Segment Start: MATERIAL PROVIDED
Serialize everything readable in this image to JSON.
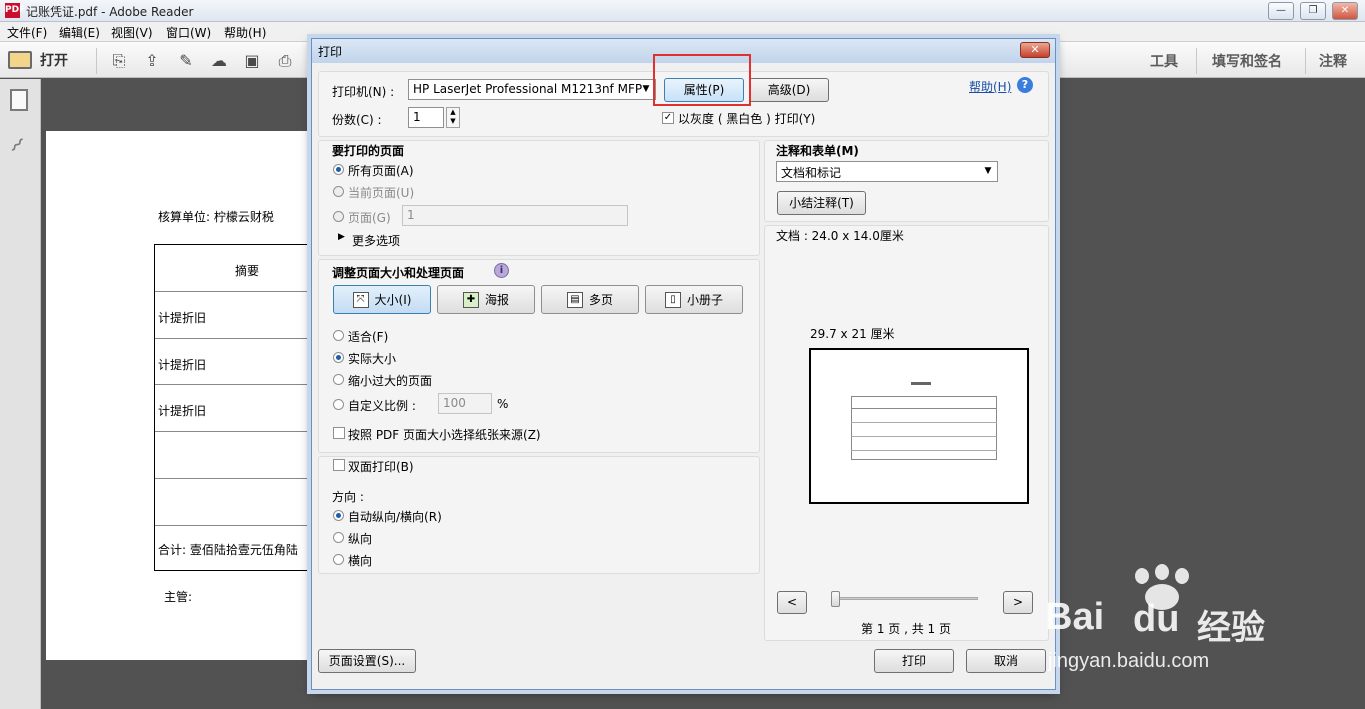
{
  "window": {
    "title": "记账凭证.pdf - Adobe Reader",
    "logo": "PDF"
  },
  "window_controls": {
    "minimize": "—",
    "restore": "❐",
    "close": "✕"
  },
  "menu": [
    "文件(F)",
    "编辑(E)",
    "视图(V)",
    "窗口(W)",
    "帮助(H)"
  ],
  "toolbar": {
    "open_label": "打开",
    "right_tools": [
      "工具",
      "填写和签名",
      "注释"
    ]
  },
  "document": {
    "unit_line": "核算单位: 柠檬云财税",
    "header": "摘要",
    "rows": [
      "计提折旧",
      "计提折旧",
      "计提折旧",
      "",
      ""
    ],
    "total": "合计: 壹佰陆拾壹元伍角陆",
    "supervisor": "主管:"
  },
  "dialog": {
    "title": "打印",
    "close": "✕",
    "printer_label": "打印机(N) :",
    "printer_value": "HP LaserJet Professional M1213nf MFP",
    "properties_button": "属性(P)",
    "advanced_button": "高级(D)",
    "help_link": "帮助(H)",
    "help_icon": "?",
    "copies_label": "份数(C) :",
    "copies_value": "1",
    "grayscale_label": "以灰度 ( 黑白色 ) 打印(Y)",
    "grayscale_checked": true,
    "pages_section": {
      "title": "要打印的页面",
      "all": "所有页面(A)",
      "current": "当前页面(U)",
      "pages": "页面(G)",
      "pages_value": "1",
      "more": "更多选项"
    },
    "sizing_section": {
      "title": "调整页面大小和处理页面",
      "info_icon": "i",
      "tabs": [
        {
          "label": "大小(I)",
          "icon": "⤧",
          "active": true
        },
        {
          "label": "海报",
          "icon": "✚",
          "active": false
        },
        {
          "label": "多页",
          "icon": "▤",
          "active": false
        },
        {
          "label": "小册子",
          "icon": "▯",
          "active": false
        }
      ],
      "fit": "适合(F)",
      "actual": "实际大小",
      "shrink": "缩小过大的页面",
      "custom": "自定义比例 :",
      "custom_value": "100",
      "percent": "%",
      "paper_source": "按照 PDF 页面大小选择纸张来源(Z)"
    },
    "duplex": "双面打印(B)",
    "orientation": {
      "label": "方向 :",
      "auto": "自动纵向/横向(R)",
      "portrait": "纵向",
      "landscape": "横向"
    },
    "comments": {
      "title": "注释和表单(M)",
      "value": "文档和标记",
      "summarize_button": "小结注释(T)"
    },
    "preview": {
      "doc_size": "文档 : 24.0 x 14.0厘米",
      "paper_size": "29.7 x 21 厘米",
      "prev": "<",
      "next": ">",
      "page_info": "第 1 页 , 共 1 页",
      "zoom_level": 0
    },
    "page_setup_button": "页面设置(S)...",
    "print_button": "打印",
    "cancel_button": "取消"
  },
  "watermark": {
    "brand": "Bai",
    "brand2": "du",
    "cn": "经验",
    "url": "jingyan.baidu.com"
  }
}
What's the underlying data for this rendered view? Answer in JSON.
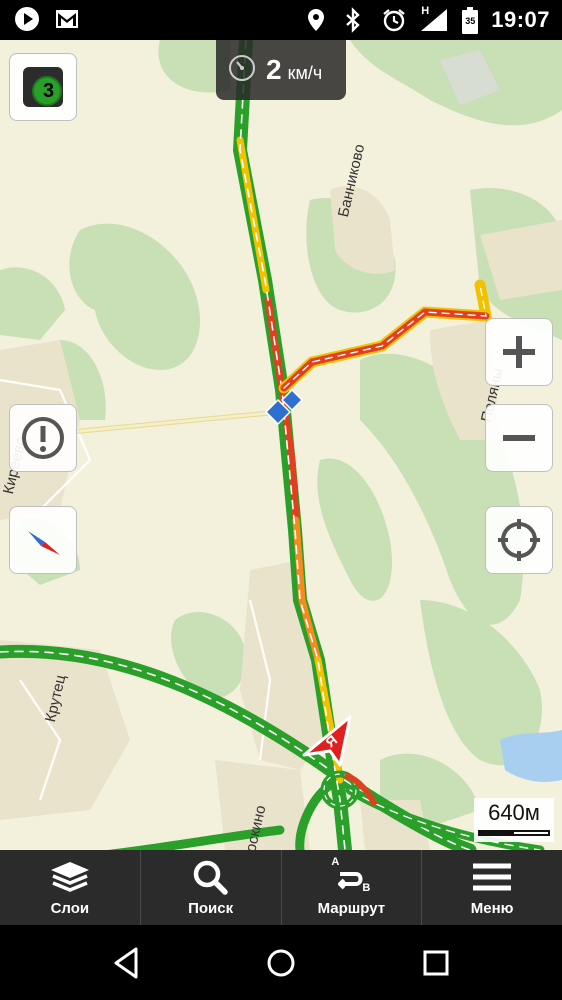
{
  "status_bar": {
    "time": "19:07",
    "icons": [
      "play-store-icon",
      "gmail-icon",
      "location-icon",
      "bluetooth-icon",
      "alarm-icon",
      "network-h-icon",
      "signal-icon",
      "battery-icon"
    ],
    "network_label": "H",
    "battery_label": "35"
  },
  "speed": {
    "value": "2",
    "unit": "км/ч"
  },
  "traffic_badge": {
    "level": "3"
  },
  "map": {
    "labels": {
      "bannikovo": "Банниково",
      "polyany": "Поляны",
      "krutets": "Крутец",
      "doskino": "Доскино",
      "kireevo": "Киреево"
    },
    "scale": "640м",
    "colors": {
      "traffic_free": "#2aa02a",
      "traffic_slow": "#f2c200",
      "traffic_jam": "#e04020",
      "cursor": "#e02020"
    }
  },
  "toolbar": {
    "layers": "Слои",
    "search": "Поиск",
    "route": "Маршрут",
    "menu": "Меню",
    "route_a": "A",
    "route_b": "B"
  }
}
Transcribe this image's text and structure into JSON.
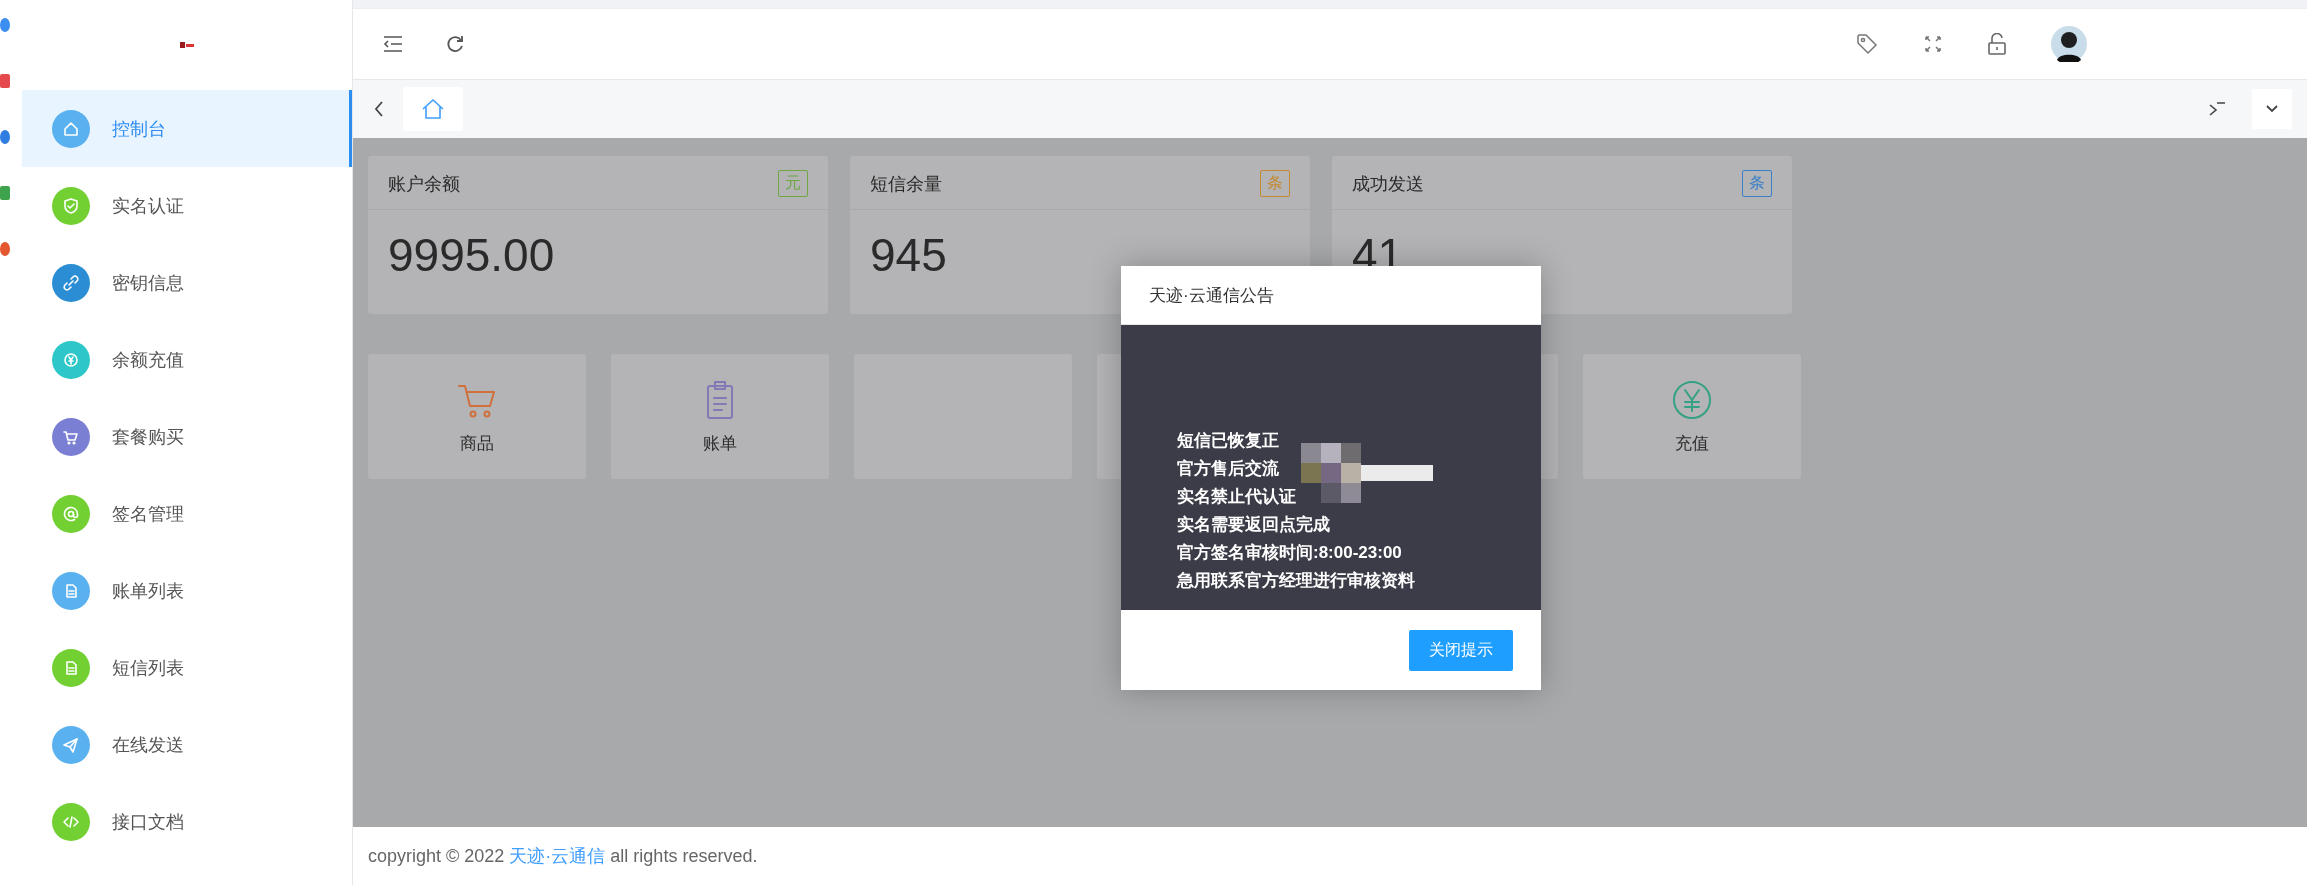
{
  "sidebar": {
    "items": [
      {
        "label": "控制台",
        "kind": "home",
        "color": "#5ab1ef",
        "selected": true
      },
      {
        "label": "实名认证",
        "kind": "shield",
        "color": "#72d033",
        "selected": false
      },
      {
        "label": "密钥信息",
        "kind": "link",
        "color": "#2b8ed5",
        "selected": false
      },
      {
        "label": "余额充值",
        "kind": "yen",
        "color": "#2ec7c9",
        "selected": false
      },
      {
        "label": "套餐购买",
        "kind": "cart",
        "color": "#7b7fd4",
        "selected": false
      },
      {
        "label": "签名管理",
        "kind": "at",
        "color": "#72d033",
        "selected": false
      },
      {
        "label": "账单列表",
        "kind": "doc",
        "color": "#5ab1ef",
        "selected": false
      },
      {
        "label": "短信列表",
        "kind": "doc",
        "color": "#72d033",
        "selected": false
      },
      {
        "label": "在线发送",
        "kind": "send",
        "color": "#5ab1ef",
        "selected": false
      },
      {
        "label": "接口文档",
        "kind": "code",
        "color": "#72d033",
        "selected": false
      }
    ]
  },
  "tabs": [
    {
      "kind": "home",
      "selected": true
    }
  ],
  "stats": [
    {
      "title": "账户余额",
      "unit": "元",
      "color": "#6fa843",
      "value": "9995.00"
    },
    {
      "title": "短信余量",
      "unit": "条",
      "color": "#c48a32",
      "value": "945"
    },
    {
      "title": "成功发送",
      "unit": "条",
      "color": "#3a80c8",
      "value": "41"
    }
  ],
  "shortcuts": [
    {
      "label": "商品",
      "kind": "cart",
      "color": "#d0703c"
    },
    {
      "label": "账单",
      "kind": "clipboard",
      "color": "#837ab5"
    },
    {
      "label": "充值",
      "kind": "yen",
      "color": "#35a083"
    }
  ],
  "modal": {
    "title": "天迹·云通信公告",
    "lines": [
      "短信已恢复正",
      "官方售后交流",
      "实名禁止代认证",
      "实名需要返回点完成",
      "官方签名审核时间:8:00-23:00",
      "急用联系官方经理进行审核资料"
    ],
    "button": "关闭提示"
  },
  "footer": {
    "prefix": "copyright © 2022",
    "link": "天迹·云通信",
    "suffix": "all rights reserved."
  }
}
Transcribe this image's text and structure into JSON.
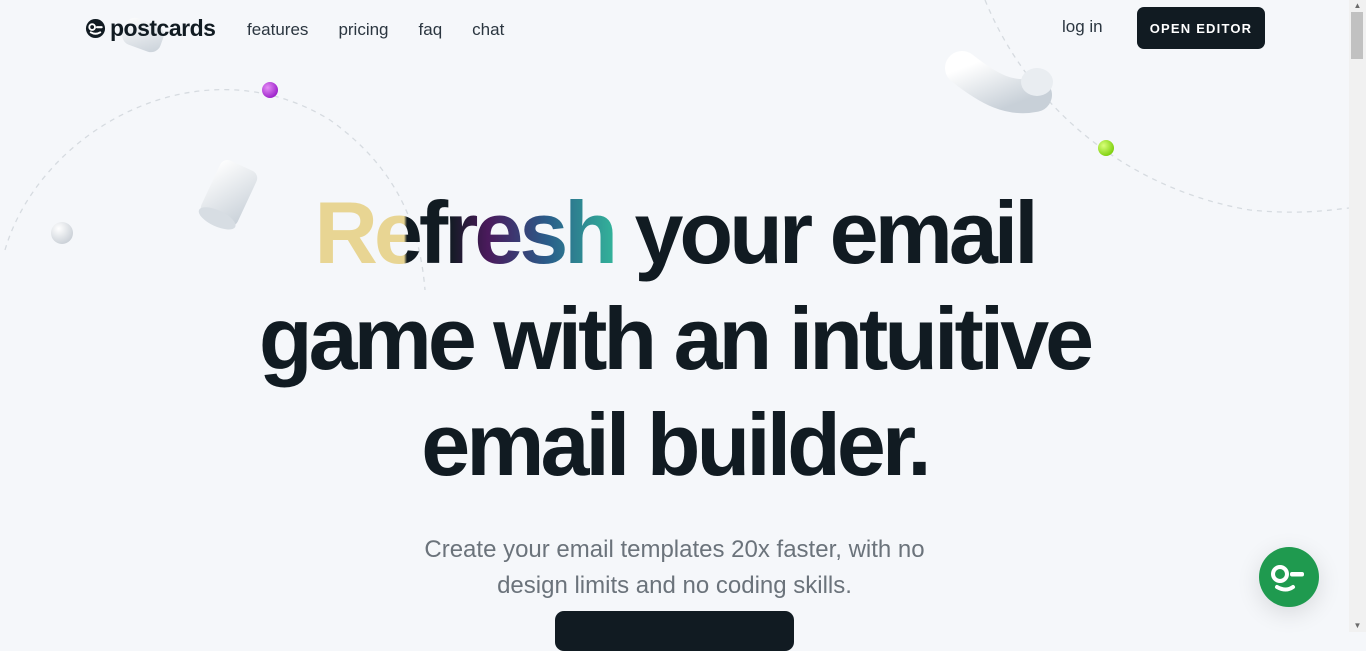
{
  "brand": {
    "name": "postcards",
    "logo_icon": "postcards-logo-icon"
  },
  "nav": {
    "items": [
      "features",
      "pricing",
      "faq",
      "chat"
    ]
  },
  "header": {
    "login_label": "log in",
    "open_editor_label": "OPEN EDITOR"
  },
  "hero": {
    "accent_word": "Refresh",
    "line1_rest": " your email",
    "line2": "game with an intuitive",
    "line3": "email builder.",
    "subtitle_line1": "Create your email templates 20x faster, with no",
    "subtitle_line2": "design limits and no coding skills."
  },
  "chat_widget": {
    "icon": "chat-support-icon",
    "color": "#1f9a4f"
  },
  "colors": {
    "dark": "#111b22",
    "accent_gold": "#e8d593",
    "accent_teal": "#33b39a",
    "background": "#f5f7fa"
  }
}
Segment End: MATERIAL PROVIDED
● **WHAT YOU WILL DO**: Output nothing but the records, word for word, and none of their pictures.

● **OUTPUT OF THE TASK**:
Serialize everything readable in this image to JSON.
{
  "window": {
    "title": "记账凭证.pdf - Adobe Reader",
    "logo": "PDF"
  },
  "window_controls": {
    "minimize": "—",
    "restore": "❐",
    "close": "✕"
  },
  "menu": [
    "文件(F)",
    "编辑(E)",
    "视图(V)",
    "窗口(W)",
    "帮助(H)"
  ],
  "toolbar": {
    "open_label": "打开",
    "right_tools": [
      "工具",
      "填写和签名",
      "注释"
    ]
  },
  "document": {
    "unit_line": "核算单位: 柠檬云财税",
    "header": "摘要",
    "rows": [
      "计提折旧",
      "计提折旧",
      "计提折旧",
      "",
      ""
    ],
    "total": "合计: 壹佰陆拾壹元伍角陆",
    "supervisor": "主管:"
  },
  "dialog": {
    "title": "打印",
    "close": "✕",
    "printer_label": "打印机(N) :",
    "printer_value": "HP LaserJet Professional M1213nf MFP",
    "properties_button": "属性(P)",
    "advanced_button": "高级(D)",
    "help_link": "帮助(H)",
    "help_icon": "?",
    "copies_label": "份数(C) :",
    "copies_value": "1",
    "grayscale_label": "以灰度 ( 黑白色 ) 打印(Y)",
    "grayscale_checked": true,
    "pages_section": {
      "title": "要打印的页面",
      "all": "所有页面(A)",
      "current": "当前页面(U)",
      "pages": "页面(G)",
      "pages_value": "1",
      "more": "更多选项"
    },
    "sizing_section": {
      "title": "调整页面大小和处理页面",
      "info_icon": "i",
      "tabs": [
        {
          "label": "大小(I)",
          "icon": "⤧",
          "active": true
        },
        {
          "label": "海报",
          "icon": "✚",
          "active": false
        },
        {
          "label": "多页",
          "icon": "▤",
          "active": false
        },
        {
          "label": "小册子",
          "icon": "▯",
          "active": false
        }
      ],
      "fit": "适合(F)",
      "actual": "实际大小",
      "shrink": "缩小过大的页面",
      "custom": "自定义比例 :",
      "custom_value": "100",
      "percent": "%",
      "paper_source": "按照 PDF 页面大小选择纸张来源(Z)"
    },
    "duplex": "双面打印(B)",
    "orientation": {
      "label": "方向 :",
      "auto": "自动纵向/横向(R)",
      "portrait": "纵向",
      "landscape": "横向"
    },
    "comments": {
      "title": "注释和表单(M)",
      "value": "文档和标记",
      "summarize_button": "小结注释(T)"
    },
    "preview": {
      "doc_size": "文档 : 24.0 x 14.0厘米",
      "paper_size": "29.7 x 21 厘米",
      "prev": "<",
      "next": ">",
      "page_info": "第 1 页 , 共 1 页",
      "zoom_level": 0
    },
    "page_setup_button": "页面设置(S)...",
    "print_button": "打印",
    "cancel_button": "取消"
  },
  "watermark": {
    "brand": "Bai",
    "brand2": "du",
    "cn": "经验",
    "url": "jingyan.baidu.com"
  }
}
What's the underlying data for this rendered view? Answer in JSON.
{
  "status_bar": {
    "time": "19:07",
    "icons": [
      "play-store-icon",
      "gmail-icon",
      "location-icon",
      "bluetooth-icon",
      "alarm-icon",
      "network-h-icon",
      "signal-icon",
      "battery-icon"
    ],
    "network_label": "H",
    "battery_label": "35"
  },
  "speed": {
    "value": "2",
    "unit": "км/ч"
  },
  "traffic_badge": {
    "level": "3"
  },
  "map": {
    "labels": {
      "bannikovo": "Банниково",
      "polyany": "Поляны",
      "krutets": "Крутец",
      "doskino": "Доскино",
      "kireevo": "Киреево"
    },
    "scale": "640м",
    "colors": {
      "traffic_free": "#2aa02a",
      "traffic_slow": "#f2c200",
      "traffic_jam": "#e04020",
      "cursor": "#e02020"
    }
  },
  "toolbar": {
    "layers": "Слои",
    "search": "Поиск",
    "route": "Маршрут",
    "menu": "Меню",
    "route_a": "A",
    "route_b": "B"
  }
}
Transcribe this image's text and structure into JSON.
{
  "sidebar": {
    "items": [
      {
        "label": "控制台",
        "kind": "home",
        "color": "#5ab1ef",
        "selected": true
      },
      {
        "label": "实名认证",
        "kind": "shield",
        "color": "#72d033",
        "selected": false
      },
      {
        "label": "密钥信息",
        "kind": "link",
        "color": "#2b8ed5",
        "selected": false
      },
      {
        "label": "余额充值",
        "kind": "yen",
        "color": "#2ec7c9",
        "selected": false
      },
      {
        "label": "套餐购买",
        "kind": "cart",
        "color": "#7b7fd4",
        "selected": false
      },
      {
        "label": "签名管理",
        "kind": "at",
        "color": "#72d033",
        "selected": false
      },
      {
        "label": "账单列表",
        "kind": "doc",
        "color": "#5ab1ef",
        "selected": false
      },
      {
        "label": "短信列表",
        "kind": "doc",
        "color": "#72d033",
        "selected": false
      },
      {
        "label": "在线发送",
        "kind": "send",
        "color": "#5ab1ef",
        "selected": false
      },
      {
        "label": "接口文档",
        "kind": "code",
        "color": "#72d033",
        "selected": false
      }
    ]
  },
  "tabs": [
    {
      "kind": "home",
      "selected": true
    }
  ],
  "stats": [
    {
      "title": "账户余额",
      "unit": "元",
      "color": "#6fa843",
      "value": "9995.00"
    },
    {
      "title": "短信余量",
      "unit": "条",
      "color": "#c48a32",
      "value": "945"
    },
    {
      "title": "成功发送",
      "unit": "条",
      "color": "#3a80c8",
      "value": "41"
    }
  ],
  "shortcuts": [
    {
      "label": "商品",
      "kind": "cart",
      "color": "#d0703c"
    },
    {
      "label": "账单",
      "kind": "clipboard",
      "color": "#837ab5"
    },
    {
      "label": "充值",
      "kind": "yen",
      "color": "#35a083"
    }
  ],
  "modal": {
    "title": "天迹·云通信公告",
    "lines": [
      "短信已恢复正",
      "官方售后交流",
      "实名禁止代认证",
      "实名需要返回点完成",
      "官方签名审核时间:8:00-23:00",
      "急用联系官方经理进行审核资料"
    ],
    "button": "关闭提示"
  },
  "footer": {
    "prefix": "copyright © 2022",
    "link": "天迹·云通信",
    "suffix": "all rights reserved."
  }
}
Transcribe this image's text and structure into JSON.
{
  "brand": {
    "name": "postcards",
    "logo_icon": "postcards-logo-icon"
  },
  "nav": {
    "items": [
      "features",
      "pricing",
      "faq",
      "chat"
    ]
  },
  "header": {
    "login_label": "log in",
    "open_editor_label": "OPEN EDITOR"
  },
  "hero": {
    "accent_word": "Refresh",
    "line1_rest": " your email",
    "line2": "game with an intuitive",
    "line3": "email builder.",
    "subtitle_line1": "Create your email templates 20x faster, with no",
    "subtitle_line2": "design limits and no coding skills."
  },
  "chat_widget": {
    "icon": "chat-support-icon",
    "color": "#1f9a4f"
  },
  "colors": {
    "dark": "#111b22",
    "accent_gold": "#e8d593",
    "accent_teal": "#33b39a",
    "background": "#f5f7fa"
  }
}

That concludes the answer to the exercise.